Could you return the full listing below exactly as it appears?
........
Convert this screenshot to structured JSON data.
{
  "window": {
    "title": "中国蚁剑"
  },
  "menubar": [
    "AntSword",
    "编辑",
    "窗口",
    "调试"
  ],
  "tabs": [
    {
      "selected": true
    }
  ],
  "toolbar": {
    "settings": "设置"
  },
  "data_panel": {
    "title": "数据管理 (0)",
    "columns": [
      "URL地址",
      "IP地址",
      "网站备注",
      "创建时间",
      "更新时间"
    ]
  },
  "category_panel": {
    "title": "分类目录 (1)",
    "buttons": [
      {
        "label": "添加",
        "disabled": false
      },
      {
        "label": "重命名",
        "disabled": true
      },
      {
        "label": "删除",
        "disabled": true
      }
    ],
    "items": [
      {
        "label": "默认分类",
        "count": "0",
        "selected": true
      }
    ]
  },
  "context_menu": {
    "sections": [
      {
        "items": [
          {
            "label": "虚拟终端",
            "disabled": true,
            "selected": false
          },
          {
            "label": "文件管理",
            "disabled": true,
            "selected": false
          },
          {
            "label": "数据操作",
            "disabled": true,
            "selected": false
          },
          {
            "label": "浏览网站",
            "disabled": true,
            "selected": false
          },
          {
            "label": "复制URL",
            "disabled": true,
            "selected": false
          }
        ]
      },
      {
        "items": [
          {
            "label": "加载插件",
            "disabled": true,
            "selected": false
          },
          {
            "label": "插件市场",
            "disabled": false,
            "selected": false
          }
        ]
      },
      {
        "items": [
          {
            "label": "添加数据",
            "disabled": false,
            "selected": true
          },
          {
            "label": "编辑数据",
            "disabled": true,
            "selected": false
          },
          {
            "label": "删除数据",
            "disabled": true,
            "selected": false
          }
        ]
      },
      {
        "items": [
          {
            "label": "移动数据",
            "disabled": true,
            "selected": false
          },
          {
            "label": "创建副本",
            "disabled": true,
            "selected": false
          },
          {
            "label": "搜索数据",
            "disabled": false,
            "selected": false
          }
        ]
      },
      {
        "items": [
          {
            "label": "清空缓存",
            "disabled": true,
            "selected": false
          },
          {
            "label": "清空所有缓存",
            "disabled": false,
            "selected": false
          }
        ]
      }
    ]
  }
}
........
_Result of the exercise:_
Convert this screenshot to structured JSON data.
{
  "window": {
    "title": "中国蚁剑"
  },
  "menubar": [
    "AntSword",
    "编辑",
    "窗口",
    "调试"
  ],
  "tabs": [
    {
      "selected": true
    }
  ],
  "toolbar": {
    "settings": "设置"
  },
  "data_panel": {
    "title": "数据管理 (0)",
    "columns": [
      "URL地址",
      "IP地址",
      "网站备注",
      "创建时间",
      "更新时间"
    ]
  },
  "category_panel": {
    "title": "分类目录 (1)",
    "buttons": [
      {
        "label": "添加",
        "disabled": false
      },
      {
        "label": "重命名",
        "disabled": true
      },
      {
        "label": "删除",
        "disabled": true
      }
    ],
    "items": [
      {
        "label": "默认分类",
        "count": "0",
        "selected": true
      }
    ]
  },
  "context_menu": {
    "sections": [
      {
        "items": [
          {
            "label": "虚拟终端",
            "disabled": true,
            "selected": false
          },
          {
            "label": "文件管理",
            "disabled": true,
            "selected": false
          },
          {
            "label": "数据操作",
            "disabled": true,
            "selected": false
          },
          {
            "label": "浏览网站",
            "disabled": true,
            "selected": false
          },
          {
            "label": "复制URL",
            "disabled": true,
            "selected": false
          }
        ]
      },
      {
        "items": [
          {
            "label": "加载插件",
            "disabled": true,
            "selected": false
          },
          {
            "label": "插件市场",
            "disabled": false,
            "selected": false
          }
        ]
      },
      {
        "items": [
          {
            "label": "添加数据",
            "disabled": false,
            "selected": true
          },
          {
            "label": "编辑数据",
            "disabled": true,
            "selected": false
          },
          {
            "label": "删除数据",
            "disabled": true,
            "selected": false
          }
        ]
      },
      {
        "items": [
          {
            "label": "移动数据",
            "disabled": true,
            "selected": false
          },
          {
            "label": "创建副本",
            "disabled": true,
            "selected": false
          },
          {
            "label": "搜索数据",
            "disabled": false,
            "selected": false
          }
        ]
      },
      {
        "items": [
          {
            "label": "清空缓存",
            "disabled": true,
            "selected": false
          },
          {
            "label": "清空所有缓存",
            "disabled": false,
            "selected": false
          }
        ]
      }
    ]
  }
}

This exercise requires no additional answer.